B. subtilis is used as a soil inoculant in horticulture and agriculture. B. subtilis has been used for a biowarfare simulant during Project SHAD (aka Project 112). B. subtilis hazard status is under dispute.
Enzymes produced by B. subtilis and B. licheniformis are widely used as additives in laundry detergents.
Its other uses include the following:
B. subtilis has approximately 4,100 genes Of these, only 192 were shown to be indispensable; another 79 were predicted to be essential, as well,a Vast majority of essential genes were categorized in relatively few domains of cell metabolism, with about half involved in information processing, one-fifth involved in the synthesis of cell envelope and the determination of cell shape and division, and one-tenth related to cell energetics.
In 1835, the bacterium was originally named Vibrio subtilis by Christian Gottfried Ehrenberg, and renamed Bacillus subtilis by Ferdinand Cohn in 1872. In July of 1966, B. subtilis was released throughout the New York subway system, conducted by the U.S. Army's Special Operations Division, to test the vulnerability of the subway system to biowarfare that could kill more than a million civilians.
|This article is licensed under the GNU Free Documentation License.
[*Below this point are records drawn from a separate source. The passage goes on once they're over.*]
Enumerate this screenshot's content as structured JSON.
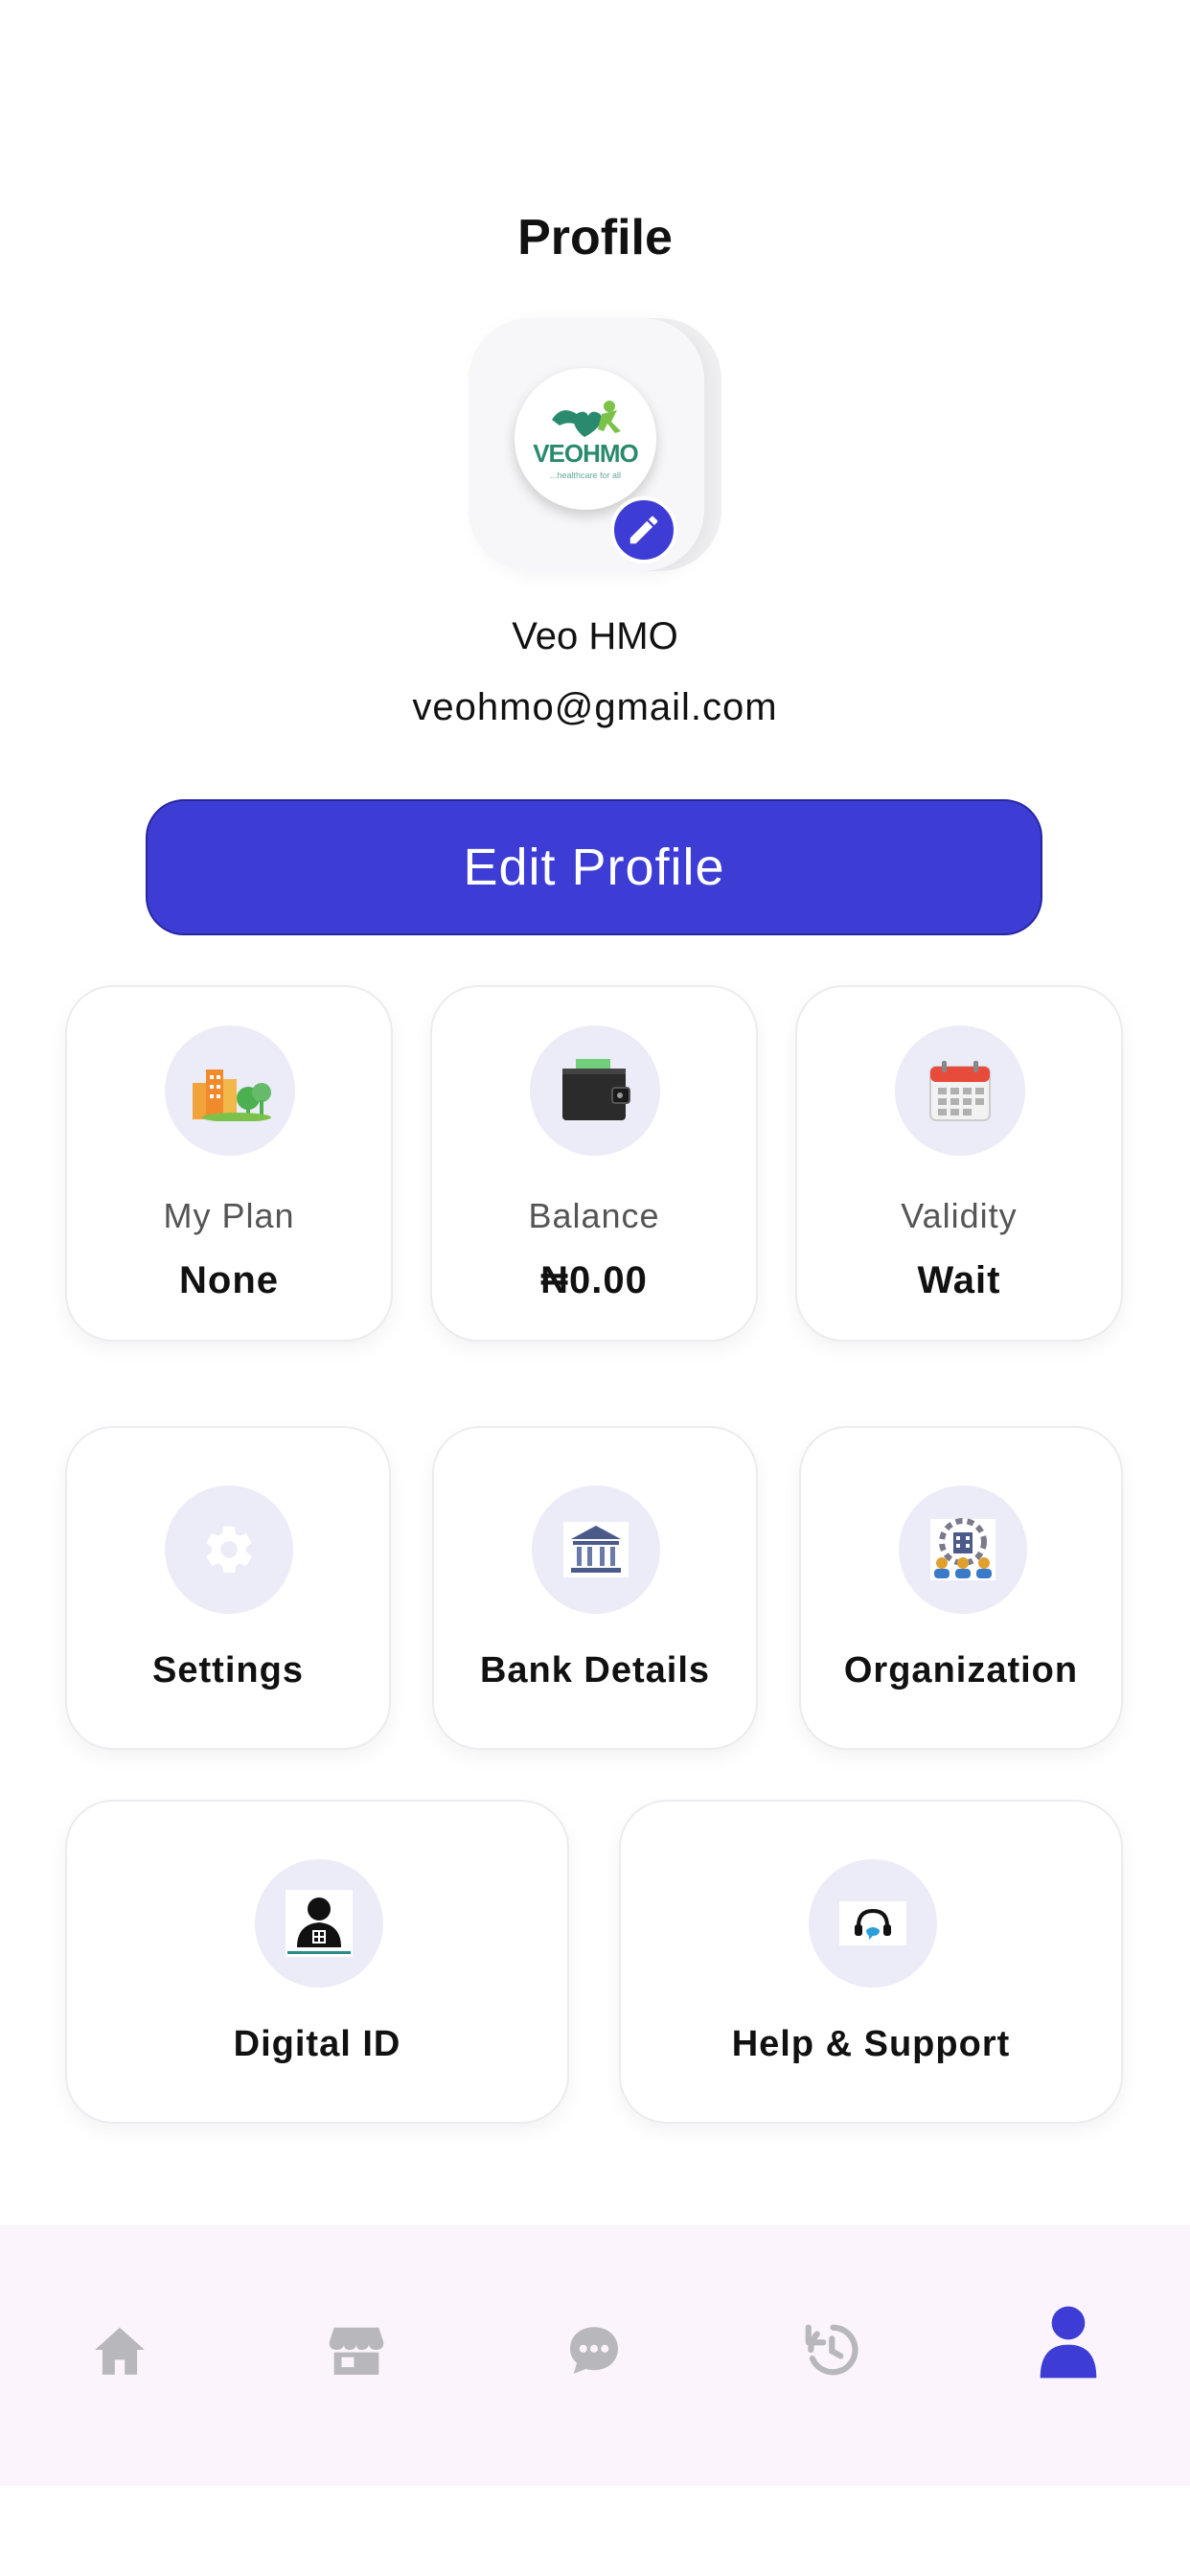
{
  "header": {
    "title": "Profile"
  },
  "profile": {
    "logo_text": "VEOHMO",
    "logo_tagline": "...healthcare for all",
    "name": "Veo HMO",
    "email": "veohmo@gmail.com",
    "edit_button_label": "Edit Profile"
  },
  "stats": [
    {
      "icon": "city-plan-icon",
      "label": "My Plan",
      "value": "None"
    },
    {
      "icon": "wallet-icon",
      "label": "Balance",
      "value": "₦0.00"
    },
    {
      "icon": "calendar-icon",
      "label": "Validity",
      "value": "Wait"
    }
  ],
  "menu_row1": [
    {
      "icon": "gear-icon",
      "label": "Settings"
    },
    {
      "icon": "bank-icon",
      "label": "Bank Details"
    },
    {
      "icon": "organization-icon",
      "label": "Organization"
    }
  ],
  "menu_row2": [
    {
      "icon": "digital-id-icon",
      "label": "Digital ID"
    },
    {
      "icon": "headset-support-icon",
      "label": "Help & Support"
    }
  ],
  "bottom_nav": [
    {
      "icon": "home-icon",
      "active": false
    },
    {
      "icon": "store-icon",
      "active": false
    },
    {
      "icon": "chat-icon",
      "active": false
    },
    {
      "icon": "history-icon",
      "active": false
    },
    {
      "icon": "profile-icon",
      "active": true
    }
  ],
  "colors": {
    "accent": "#3d3dd6",
    "icon_circle_bg": "#ececf8",
    "inactive_nav": "#b8b8bc",
    "nav_bg": "#fcf4fc"
  }
}
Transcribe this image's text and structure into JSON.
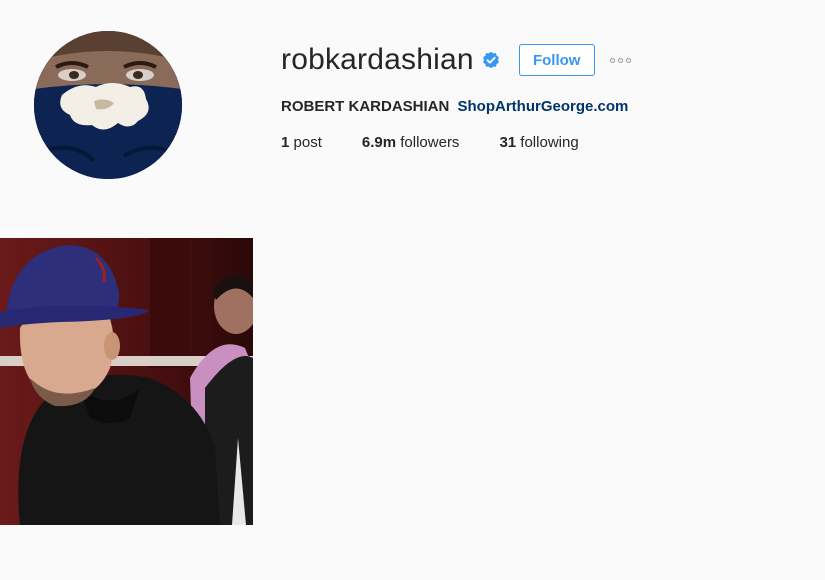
{
  "profile": {
    "username": "robkardashian",
    "verified": true,
    "follow_label": "Follow",
    "more_icon": "ellipsis-icon",
    "full_name": "ROBERT KARDASHIAN",
    "website": "ShopArthurGeorge.com"
  },
  "stats": {
    "posts_count": "1",
    "posts_label": "post",
    "followers_count": "6.9m",
    "followers_label": "followers",
    "following_count": "31",
    "following_label": "following"
  },
  "colors": {
    "accent": "#3897f0",
    "link": "#003569",
    "background": "#fafafa",
    "text": "#262626"
  },
  "posts": [
    {
      "icon": "post-photo"
    }
  ]
}
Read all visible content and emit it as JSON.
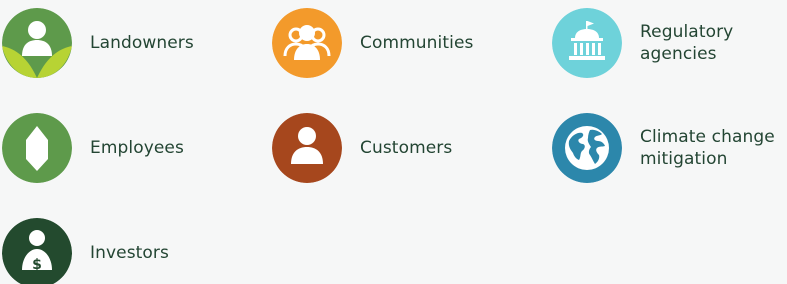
{
  "stakeholders": [
    {
      "label": "Landowners",
      "icon": "landowner-icon",
      "color": "#5e9a4b"
    },
    {
      "label": "Communities",
      "icon": "community-icon",
      "color": "#f39a2b"
    },
    {
      "label": "Regulatory\nagencies",
      "icon": "government-building-icon",
      "color": "#6ed2da"
    },
    {
      "label": "Employees",
      "icon": "leaf-icon",
      "color": "#5e9a4b"
    },
    {
      "label": "Customers",
      "icon": "customer-icon",
      "color": "#a6471d"
    },
    {
      "label": "Climate change\nmitigation",
      "icon": "globe-icon",
      "color": "#2c87ab"
    },
    {
      "label": "Investors",
      "icon": "investor-icon",
      "color": "#234a2e"
    }
  ]
}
It uses material from the Wikipedia article "Bacillus_subtilis". A list of authors is available in Wikipedia.|